After the show, we catch up with Karen in the lobby to ask her if she wouldn’t mind answering a few questions about her relationship to Liz Phair, intrigued as we are by her passionate dancing. She tells us she found Liz Phair at Lilith Fair around the time her first record, Exile in Guyville, was released (1993). When I ask why Liz Phair resonates with her, Karen says the music is “awesome… solid rock and roll.” She struggles to pin down exactly why the music speaks to her, telling us, “I can’t really say why it resonates, I just really like it. I think she’s good, solid rock, catchy beat, but also really feminist-driven lyrics that resonate with me on that level.” Despite the feelings of intrusion that have nagged at me all night, Karen seems genuinely excited that we’re here, as young people connecting with Liz Phair’s music in the exact same way she did, almost 30 years later. When she asks us how we found Liz, both of us admit that our moms exposed us to Liz Phair. “My mom used to always play Liz when she cleaned the house,” says Mia, and I recount mornings listening to “Go West” in the car with my mom as she drove me to middle school.
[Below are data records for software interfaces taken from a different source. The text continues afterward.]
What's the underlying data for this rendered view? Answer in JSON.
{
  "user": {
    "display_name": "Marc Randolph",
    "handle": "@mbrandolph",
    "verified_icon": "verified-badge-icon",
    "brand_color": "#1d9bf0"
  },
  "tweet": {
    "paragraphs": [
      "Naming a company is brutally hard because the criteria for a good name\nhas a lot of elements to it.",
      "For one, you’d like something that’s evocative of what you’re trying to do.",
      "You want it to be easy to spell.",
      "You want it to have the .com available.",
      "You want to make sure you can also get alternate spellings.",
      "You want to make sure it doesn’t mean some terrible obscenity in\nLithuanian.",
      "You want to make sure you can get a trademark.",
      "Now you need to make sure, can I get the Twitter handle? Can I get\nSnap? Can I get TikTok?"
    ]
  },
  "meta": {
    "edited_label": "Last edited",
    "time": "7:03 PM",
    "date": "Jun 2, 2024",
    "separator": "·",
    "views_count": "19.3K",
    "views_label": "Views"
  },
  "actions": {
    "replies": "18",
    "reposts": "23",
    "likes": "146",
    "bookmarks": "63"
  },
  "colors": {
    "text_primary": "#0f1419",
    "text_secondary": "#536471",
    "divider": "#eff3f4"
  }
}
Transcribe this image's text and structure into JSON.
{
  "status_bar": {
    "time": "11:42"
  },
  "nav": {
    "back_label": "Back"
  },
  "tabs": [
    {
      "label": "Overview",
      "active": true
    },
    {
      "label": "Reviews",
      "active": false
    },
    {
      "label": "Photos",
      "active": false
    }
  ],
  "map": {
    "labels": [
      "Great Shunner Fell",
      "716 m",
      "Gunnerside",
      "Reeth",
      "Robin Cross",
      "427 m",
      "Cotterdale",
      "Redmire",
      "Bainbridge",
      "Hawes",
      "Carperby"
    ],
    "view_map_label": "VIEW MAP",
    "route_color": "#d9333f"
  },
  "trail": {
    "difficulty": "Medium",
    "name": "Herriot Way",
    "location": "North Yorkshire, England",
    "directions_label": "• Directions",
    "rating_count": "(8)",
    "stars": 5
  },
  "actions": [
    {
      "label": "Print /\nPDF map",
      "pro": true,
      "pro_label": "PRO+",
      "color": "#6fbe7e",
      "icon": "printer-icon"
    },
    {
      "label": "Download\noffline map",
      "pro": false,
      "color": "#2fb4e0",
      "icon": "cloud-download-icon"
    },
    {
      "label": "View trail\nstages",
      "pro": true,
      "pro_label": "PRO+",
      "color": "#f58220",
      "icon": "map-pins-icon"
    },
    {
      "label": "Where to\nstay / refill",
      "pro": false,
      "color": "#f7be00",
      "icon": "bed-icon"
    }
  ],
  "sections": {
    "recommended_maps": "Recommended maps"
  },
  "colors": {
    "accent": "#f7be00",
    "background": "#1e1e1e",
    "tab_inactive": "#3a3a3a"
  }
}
But tonight the car is Mia’s Honda and the city is Los Angeles and as we’re leaving the Walt Disney Concert Hall, Mia plays me “H.W.C.” and I learn just how sick and vulgar Liz Phair can be. Mia wants to explain the song, but decides it’s better for me to simply hear it for myself. I savor the unsavory images and imagine Karen hearing these lyrics for the first time, Mia’s mom listening as she mops the kitchen floor, my own mother’s eyes widening in horror as the titular acronym reveals itself. Can all these different women relate to such filth? I hope so, I really do.